Won in a competition with the prestigious silver companies Gorham Co. and Reed and Barton Co. while he was still a student, the news of his victory was very exciting to the young man. Committee members of the Daughters of the American Revolution had come to him to ask for prices on a memorial to the soldiers in September of 1911. By December the commission had been awarded and the boulder chosen on which the bronze tablet would be mounted. Allen worked on it in April and May and had it cast in June.
The scene shows the brave Minutemen in action, the not-too-distant cannons aimed at them, smoking. With flags flying and rifles fitted with bayonets in hand, they charge into battle to win freedom for the new colonies from British rule. Entering the rectangular frame from the lower right corner, the action moves diagonally toward the British in the upper left. The coat and gun of the closest soldier extend out over the frame, making it seem that the viewer is entering the into the battle scene just behind the men. The frame is topped with a curved header at the high point of which perches a spread eagle, the great American symbol, with claws gripping the frame.
The text reads, “To perpetuate the memory of all who with unfailing loyalty furthered the cause of American Independence. Placed by Attleboro Chapter Daughters of the American Revolution” Signed F.W.Allen SC, MCMXII

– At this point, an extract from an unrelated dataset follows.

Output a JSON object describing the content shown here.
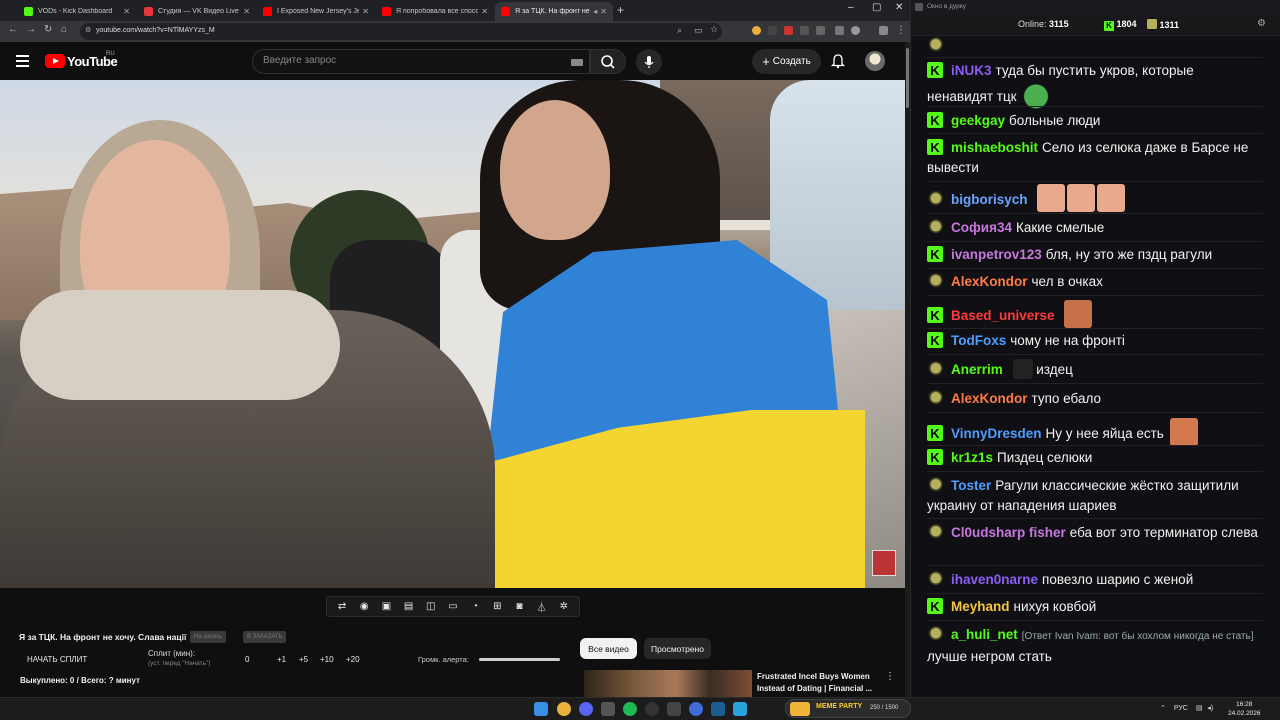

The memorial is fixed to a large boulder placed along the path just behind the left gate of the Capron Park entry arch. In season, bright red and white flowers are kept in bloom before it and a small flag completes the patriotic theme.